» **RECORDS**:
----

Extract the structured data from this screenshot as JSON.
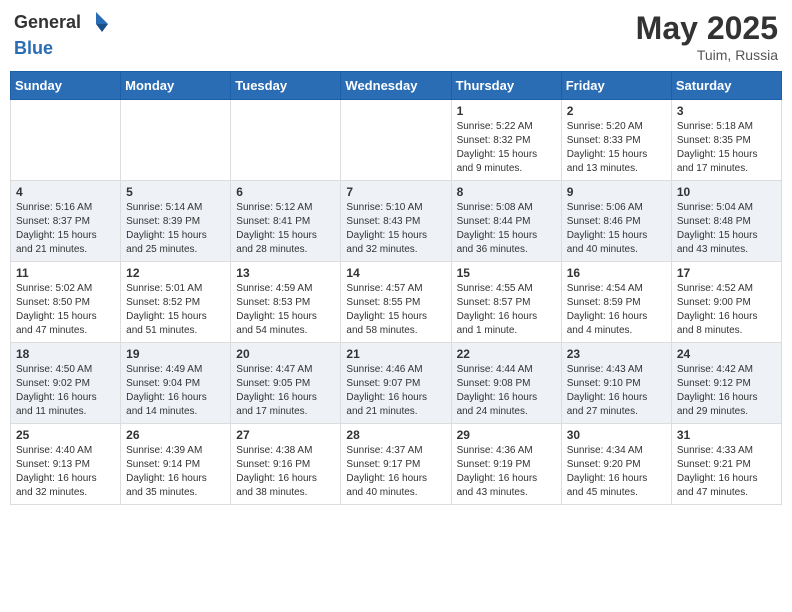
{
  "header": {
    "logo_general": "General",
    "logo_blue": "Blue",
    "month_year": "May 2025",
    "location": "Tuim, Russia"
  },
  "weekdays": [
    "Sunday",
    "Monday",
    "Tuesday",
    "Wednesday",
    "Thursday",
    "Friday",
    "Saturday"
  ],
  "weeks": [
    [
      {
        "day": "",
        "info": ""
      },
      {
        "day": "",
        "info": ""
      },
      {
        "day": "",
        "info": ""
      },
      {
        "day": "",
        "info": ""
      },
      {
        "day": "1",
        "info": "Sunrise: 5:22 AM\nSunset: 8:32 PM\nDaylight: 15 hours\nand 9 minutes."
      },
      {
        "day": "2",
        "info": "Sunrise: 5:20 AM\nSunset: 8:33 PM\nDaylight: 15 hours\nand 13 minutes."
      },
      {
        "day": "3",
        "info": "Sunrise: 5:18 AM\nSunset: 8:35 PM\nDaylight: 15 hours\nand 17 minutes."
      }
    ],
    [
      {
        "day": "4",
        "info": "Sunrise: 5:16 AM\nSunset: 8:37 PM\nDaylight: 15 hours\nand 21 minutes."
      },
      {
        "day": "5",
        "info": "Sunrise: 5:14 AM\nSunset: 8:39 PM\nDaylight: 15 hours\nand 25 minutes."
      },
      {
        "day": "6",
        "info": "Sunrise: 5:12 AM\nSunset: 8:41 PM\nDaylight: 15 hours\nand 28 minutes."
      },
      {
        "day": "7",
        "info": "Sunrise: 5:10 AM\nSunset: 8:43 PM\nDaylight: 15 hours\nand 32 minutes."
      },
      {
        "day": "8",
        "info": "Sunrise: 5:08 AM\nSunset: 8:44 PM\nDaylight: 15 hours\nand 36 minutes."
      },
      {
        "day": "9",
        "info": "Sunrise: 5:06 AM\nSunset: 8:46 PM\nDaylight: 15 hours\nand 40 minutes."
      },
      {
        "day": "10",
        "info": "Sunrise: 5:04 AM\nSunset: 8:48 PM\nDaylight: 15 hours\nand 43 minutes."
      }
    ],
    [
      {
        "day": "11",
        "info": "Sunrise: 5:02 AM\nSunset: 8:50 PM\nDaylight: 15 hours\nand 47 minutes."
      },
      {
        "day": "12",
        "info": "Sunrise: 5:01 AM\nSunset: 8:52 PM\nDaylight: 15 hours\nand 51 minutes."
      },
      {
        "day": "13",
        "info": "Sunrise: 4:59 AM\nSunset: 8:53 PM\nDaylight: 15 hours\nand 54 minutes."
      },
      {
        "day": "14",
        "info": "Sunrise: 4:57 AM\nSunset: 8:55 PM\nDaylight: 15 hours\nand 58 minutes."
      },
      {
        "day": "15",
        "info": "Sunrise: 4:55 AM\nSunset: 8:57 PM\nDaylight: 16 hours\nand 1 minute."
      },
      {
        "day": "16",
        "info": "Sunrise: 4:54 AM\nSunset: 8:59 PM\nDaylight: 16 hours\nand 4 minutes."
      },
      {
        "day": "17",
        "info": "Sunrise: 4:52 AM\nSunset: 9:00 PM\nDaylight: 16 hours\nand 8 minutes."
      }
    ],
    [
      {
        "day": "18",
        "info": "Sunrise: 4:50 AM\nSunset: 9:02 PM\nDaylight: 16 hours\nand 11 minutes."
      },
      {
        "day": "19",
        "info": "Sunrise: 4:49 AM\nSunset: 9:04 PM\nDaylight: 16 hours\nand 14 minutes."
      },
      {
        "day": "20",
        "info": "Sunrise: 4:47 AM\nSunset: 9:05 PM\nDaylight: 16 hours\nand 17 minutes."
      },
      {
        "day": "21",
        "info": "Sunrise: 4:46 AM\nSunset: 9:07 PM\nDaylight: 16 hours\nand 21 minutes."
      },
      {
        "day": "22",
        "info": "Sunrise: 4:44 AM\nSunset: 9:08 PM\nDaylight: 16 hours\nand 24 minutes."
      },
      {
        "day": "23",
        "info": "Sunrise: 4:43 AM\nSunset: 9:10 PM\nDaylight: 16 hours\nand 27 minutes."
      },
      {
        "day": "24",
        "info": "Sunrise: 4:42 AM\nSunset: 9:12 PM\nDaylight: 16 hours\nand 29 minutes."
      }
    ],
    [
      {
        "day": "25",
        "info": "Sunrise: 4:40 AM\nSunset: 9:13 PM\nDaylight: 16 hours\nand 32 minutes."
      },
      {
        "day": "26",
        "info": "Sunrise: 4:39 AM\nSunset: 9:14 PM\nDaylight: 16 hours\nand 35 minutes."
      },
      {
        "day": "27",
        "info": "Sunrise: 4:38 AM\nSunset: 9:16 PM\nDaylight: 16 hours\nand 38 minutes."
      },
      {
        "day": "28",
        "info": "Sunrise: 4:37 AM\nSunset: 9:17 PM\nDaylight: 16 hours\nand 40 minutes."
      },
      {
        "day": "29",
        "info": "Sunrise: 4:36 AM\nSunset: 9:19 PM\nDaylight: 16 hours\nand 43 minutes."
      },
      {
        "day": "30",
        "info": "Sunrise: 4:34 AM\nSunset: 9:20 PM\nDaylight: 16 hours\nand 45 minutes."
      },
      {
        "day": "31",
        "info": "Sunrise: 4:33 AM\nSunset: 9:21 PM\nDaylight: 16 hours\nand 47 minutes."
      }
    ]
  ]
}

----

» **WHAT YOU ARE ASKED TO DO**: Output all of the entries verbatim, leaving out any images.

» **TASK SOLUTION**:
Extract the structured data from this screenshot as JSON.
{
  "header": {
    "logo_general": "General",
    "logo_blue": "Blue",
    "month_year": "May 2025",
    "location": "Tuim, Russia"
  },
  "weekdays": [
    "Sunday",
    "Monday",
    "Tuesday",
    "Wednesday",
    "Thursday",
    "Friday",
    "Saturday"
  ],
  "weeks": [
    [
      {
        "day": "",
        "info": ""
      },
      {
        "day": "",
        "info": ""
      },
      {
        "day": "",
        "info": ""
      },
      {
        "day": "",
        "info": ""
      },
      {
        "day": "1",
        "info": "Sunrise: 5:22 AM\nSunset: 8:32 PM\nDaylight: 15 hours\nand 9 minutes."
      },
      {
        "day": "2",
        "info": "Sunrise: 5:20 AM\nSunset: 8:33 PM\nDaylight: 15 hours\nand 13 minutes."
      },
      {
        "day": "3",
        "info": "Sunrise: 5:18 AM\nSunset: 8:35 PM\nDaylight: 15 hours\nand 17 minutes."
      }
    ],
    [
      {
        "day": "4",
        "info": "Sunrise: 5:16 AM\nSunset: 8:37 PM\nDaylight: 15 hours\nand 21 minutes."
      },
      {
        "day": "5",
        "info": "Sunrise: 5:14 AM\nSunset: 8:39 PM\nDaylight: 15 hours\nand 25 minutes."
      },
      {
        "day": "6",
        "info": "Sunrise: 5:12 AM\nSunset: 8:41 PM\nDaylight: 15 hours\nand 28 minutes."
      },
      {
        "day": "7",
        "info": "Sunrise: 5:10 AM\nSunset: 8:43 PM\nDaylight: 15 hours\nand 32 minutes."
      },
      {
        "day": "8",
        "info": "Sunrise: 5:08 AM\nSunset: 8:44 PM\nDaylight: 15 hours\nand 36 minutes."
      },
      {
        "day": "9",
        "info": "Sunrise: 5:06 AM\nSunset: 8:46 PM\nDaylight: 15 hours\nand 40 minutes."
      },
      {
        "day": "10",
        "info": "Sunrise: 5:04 AM\nSunset: 8:48 PM\nDaylight: 15 hours\nand 43 minutes."
      }
    ],
    [
      {
        "day": "11",
        "info": "Sunrise: 5:02 AM\nSunset: 8:50 PM\nDaylight: 15 hours\nand 47 minutes."
      },
      {
        "day": "12",
        "info": "Sunrise: 5:01 AM\nSunset: 8:52 PM\nDaylight: 15 hours\nand 51 minutes."
      },
      {
        "day": "13",
        "info": "Sunrise: 4:59 AM\nSunset: 8:53 PM\nDaylight: 15 hours\nand 54 minutes."
      },
      {
        "day": "14",
        "info": "Sunrise: 4:57 AM\nSunset: 8:55 PM\nDaylight: 15 hours\nand 58 minutes."
      },
      {
        "day": "15",
        "info": "Sunrise: 4:55 AM\nSunset: 8:57 PM\nDaylight: 16 hours\nand 1 minute."
      },
      {
        "day": "16",
        "info": "Sunrise: 4:54 AM\nSunset: 8:59 PM\nDaylight: 16 hours\nand 4 minutes."
      },
      {
        "day": "17",
        "info": "Sunrise: 4:52 AM\nSunset: 9:00 PM\nDaylight: 16 hours\nand 8 minutes."
      }
    ],
    [
      {
        "day": "18",
        "info": "Sunrise: 4:50 AM\nSunset: 9:02 PM\nDaylight: 16 hours\nand 11 minutes."
      },
      {
        "day": "19",
        "info": "Sunrise: 4:49 AM\nSunset: 9:04 PM\nDaylight: 16 hours\nand 14 minutes."
      },
      {
        "day": "20",
        "info": "Sunrise: 4:47 AM\nSunset: 9:05 PM\nDaylight: 16 hours\nand 17 minutes."
      },
      {
        "day": "21",
        "info": "Sunrise: 4:46 AM\nSunset: 9:07 PM\nDaylight: 16 hours\nand 21 minutes."
      },
      {
        "day": "22",
        "info": "Sunrise: 4:44 AM\nSunset: 9:08 PM\nDaylight: 16 hours\nand 24 minutes."
      },
      {
        "day": "23",
        "info": "Sunrise: 4:43 AM\nSunset: 9:10 PM\nDaylight: 16 hours\nand 27 minutes."
      },
      {
        "day": "24",
        "info": "Sunrise: 4:42 AM\nSunset: 9:12 PM\nDaylight: 16 hours\nand 29 minutes."
      }
    ],
    [
      {
        "day": "25",
        "info": "Sunrise: 4:40 AM\nSunset: 9:13 PM\nDaylight: 16 hours\nand 32 minutes."
      },
      {
        "day": "26",
        "info": "Sunrise: 4:39 AM\nSunset: 9:14 PM\nDaylight: 16 hours\nand 35 minutes."
      },
      {
        "day": "27",
        "info": "Sunrise: 4:38 AM\nSunset: 9:16 PM\nDaylight: 16 hours\nand 38 minutes."
      },
      {
        "day": "28",
        "info": "Sunrise: 4:37 AM\nSunset: 9:17 PM\nDaylight: 16 hours\nand 40 minutes."
      },
      {
        "day": "29",
        "info": "Sunrise: 4:36 AM\nSunset: 9:19 PM\nDaylight: 16 hours\nand 43 minutes."
      },
      {
        "day": "30",
        "info": "Sunrise: 4:34 AM\nSunset: 9:20 PM\nDaylight: 16 hours\nand 45 minutes."
      },
      {
        "day": "31",
        "info": "Sunrise: 4:33 AM\nSunset: 9:21 PM\nDaylight: 16 hours\nand 47 minutes."
      }
    ]
  ]
}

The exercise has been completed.